Faculty and students participate in an excercise
using a simulation manikin at WSU recently.
(Photo by Tara Cunningham, WSU Today intern)

SPOKANE – Collaboration is key when it comes to the human simulation manikins WSU health science students use at the Spokane Riverpoint Campus.

 
WSU nursing and pharmacy have teamed up with Gonzaga, Eastern Washington University dental and dental hygiene departments, Sacred Heart Medical, and Holy Family Hospital to receive the training opportunities provided by these simulators.
 
“By effectively collaborating with other medical partners and utilizing this revolutionary learning tool, we have a distinct advantage,” said Suzan Kardong-Edgren, an assistant professor of nursing.
 
While WSU health sciences has used the simulators for the past three years, the community partnership began in 2007 when WSU received a $5,000 collaborative grant to further develop interprofessional human patient simulation (HPS).
 

Real-life familiarity

HPS uses life-size manikins that have pulses, a heartbeat, bowel sounds, lung sounds and even changeable eyeballs. All HPS life signs simulate different disease processes and varying vital signs, which are controlled by a technician at a computer.
 
“The simulators produce very real circumstances students can respond to, instead of only reading a book and listening to a lecture,” Kardong-Edgren said.
 
The simulators can re-create the top 10 diagnoses health care professionals treat the most. Students are able to gain the repetition and familiarity needed to respond quickly in real-life scenarios. Normally this type of experience would require many clinical settings, Kardong-Edgren said.
 

Maximizing resources

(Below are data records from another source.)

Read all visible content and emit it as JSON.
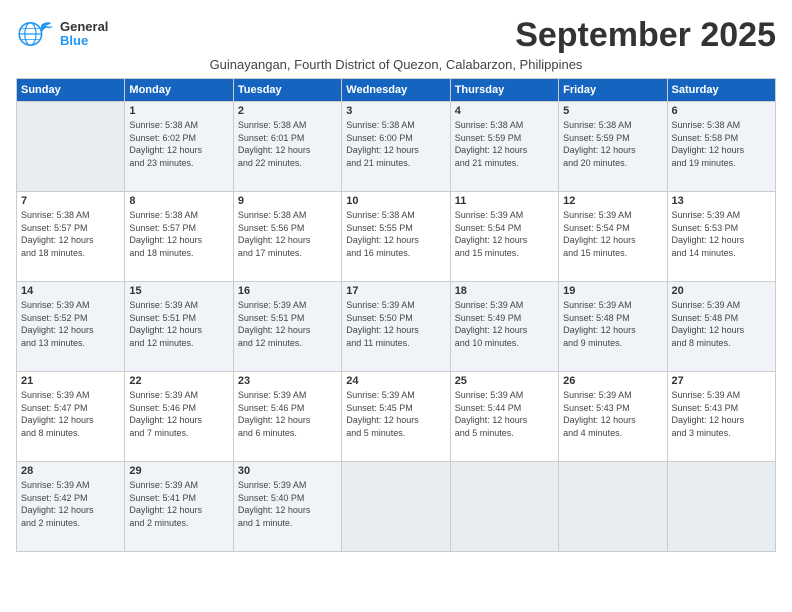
{
  "header": {
    "logo_general": "General",
    "logo_blue": "Blue",
    "month": "September 2025",
    "location": "Guinayangan, Fourth District of Quezon, Calabarzon, Philippines"
  },
  "days_of_week": [
    "Sunday",
    "Monday",
    "Tuesday",
    "Wednesday",
    "Thursday",
    "Friday",
    "Saturday"
  ],
  "weeks": [
    [
      {
        "day": "",
        "info": ""
      },
      {
        "day": "1",
        "info": "Sunrise: 5:38 AM\nSunset: 6:02 PM\nDaylight: 12 hours\nand 23 minutes."
      },
      {
        "day": "2",
        "info": "Sunrise: 5:38 AM\nSunset: 6:01 PM\nDaylight: 12 hours\nand 22 minutes."
      },
      {
        "day": "3",
        "info": "Sunrise: 5:38 AM\nSunset: 6:00 PM\nDaylight: 12 hours\nand 21 minutes."
      },
      {
        "day": "4",
        "info": "Sunrise: 5:38 AM\nSunset: 5:59 PM\nDaylight: 12 hours\nand 21 minutes."
      },
      {
        "day": "5",
        "info": "Sunrise: 5:38 AM\nSunset: 5:59 PM\nDaylight: 12 hours\nand 20 minutes."
      },
      {
        "day": "6",
        "info": "Sunrise: 5:38 AM\nSunset: 5:58 PM\nDaylight: 12 hours\nand 19 minutes."
      }
    ],
    [
      {
        "day": "7",
        "info": "Sunrise: 5:38 AM\nSunset: 5:57 PM\nDaylight: 12 hours\nand 18 minutes."
      },
      {
        "day": "8",
        "info": "Sunrise: 5:38 AM\nSunset: 5:57 PM\nDaylight: 12 hours\nand 18 minutes."
      },
      {
        "day": "9",
        "info": "Sunrise: 5:38 AM\nSunset: 5:56 PM\nDaylight: 12 hours\nand 17 minutes."
      },
      {
        "day": "10",
        "info": "Sunrise: 5:38 AM\nSunset: 5:55 PM\nDaylight: 12 hours\nand 16 minutes."
      },
      {
        "day": "11",
        "info": "Sunrise: 5:39 AM\nSunset: 5:54 PM\nDaylight: 12 hours\nand 15 minutes."
      },
      {
        "day": "12",
        "info": "Sunrise: 5:39 AM\nSunset: 5:54 PM\nDaylight: 12 hours\nand 15 minutes."
      },
      {
        "day": "13",
        "info": "Sunrise: 5:39 AM\nSunset: 5:53 PM\nDaylight: 12 hours\nand 14 minutes."
      }
    ],
    [
      {
        "day": "14",
        "info": "Sunrise: 5:39 AM\nSunset: 5:52 PM\nDaylight: 12 hours\nand 13 minutes."
      },
      {
        "day": "15",
        "info": "Sunrise: 5:39 AM\nSunset: 5:51 PM\nDaylight: 12 hours\nand 12 minutes."
      },
      {
        "day": "16",
        "info": "Sunrise: 5:39 AM\nSunset: 5:51 PM\nDaylight: 12 hours\nand 12 minutes."
      },
      {
        "day": "17",
        "info": "Sunrise: 5:39 AM\nSunset: 5:50 PM\nDaylight: 12 hours\nand 11 minutes."
      },
      {
        "day": "18",
        "info": "Sunrise: 5:39 AM\nSunset: 5:49 PM\nDaylight: 12 hours\nand 10 minutes."
      },
      {
        "day": "19",
        "info": "Sunrise: 5:39 AM\nSunset: 5:48 PM\nDaylight: 12 hours\nand 9 minutes."
      },
      {
        "day": "20",
        "info": "Sunrise: 5:39 AM\nSunset: 5:48 PM\nDaylight: 12 hours\nand 8 minutes."
      }
    ],
    [
      {
        "day": "21",
        "info": "Sunrise: 5:39 AM\nSunset: 5:47 PM\nDaylight: 12 hours\nand 8 minutes."
      },
      {
        "day": "22",
        "info": "Sunrise: 5:39 AM\nSunset: 5:46 PM\nDaylight: 12 hours\nand 7 minutes."
      },
      {
        "day": "23",
        "info": "Sunrise: 5:39 AM\nSunset: 5:46 PM\nDaylight: 12 hours\nand 6 minutes."
      },
      {
        "day": "24",
        "info": "Sunrise: 5:39 AM\nSunset: 5:45 PM\nDaylight: 12 hours\nand 5 minutes."
      },
      {
        "day": "25",
        "info": "Sunrise: 5:39 AM\nSunset: 5:44 PM\nDaylight: 12 hours\nand 5 minutes."
      },
      {
        "day": "26",
        "info": "Sunrise: 5:39 AM\nSunset: 5:43 PM\nDaylight: 12 hours\nand 4 minutes."
      },
      {
        "day": "27",
        "info": "Sunrise: 5:39 AM\nSunset: 5:43 PM\nDaylight: 12 hours\nand 3 minutes."
      }
    ],
    [
      {
        "day": "28",
        "info": "Sunrise: 5:39 AM\nSunset: 5:42 PM\nDaylight: 12 hours\nand 2 minutes."
      },
      {
        "day": "29",
        "info": "Sunrise: 5:39 AM\nSunset: 5:41 PM\nDaylight: 12 hours\nand 2 minutes."
      },
      {
        "day": "30",
        "info": "Sunrise: 5:39 AM\nSunset: 5:40 PM\nDaylight: 12 hours\nand 1 minute."
      },
      {
        "day": "",
        "info": ""
      },
      {
        "day": "",
        "info": ""
      },
      {
        "day": "",
        "info": ""
      },
      {
        "day": "",
        "info": ""
      }
    ]
  ]
}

While simulators are helpful in many facets of the medical profession, they don’t come cheap.
 
In the Laerdal catalog, the company that produces the simulators, the manikins can range from $7,000 to $250,000.  However, like many new technologies, the price continues to decrease, Kardong-Edgren said. 
 
WSU and its partners have four simulators, all of which make breath, heart and bowel sounds. The cost was $7,000 for the most basic VitalSim to $38,000 for the more advanced SimMan.
 
“For first-year nursing students the cheaper ones are fine for their interests”, Kardong-Edgren said. 
 
They may look less realistic than the more expensive ones but they still can be used to teach a variety of skills.
 

Newest knowledge

This summer WSU, Gonzaga and Sacred Heart Medical each will receive the new SimMan® 3G simulator.  It is wireless and has the ability to react to drugs it receives intravenously. At about $60,000 SimMan® 3G will put WSU and its partners at the forefront of health-science teaching.  
 
The 3G will provide students with opportunities to experience more complicated situations.
 
“It would be very appropriate to lay the simulators in the middle of an emergency room as if they had collapsed and have students practice CPR on them,” Kardong-Edgren said.
 
While new models continue to develop, Kardong-Edgren said the benefits of WSU’s simulators and the new SimMan® 3G work perfectly for the most critical things students need to learn.
 
“With thes e simulators we have the opportunity to pioneer health-science interprofessional education,” she said.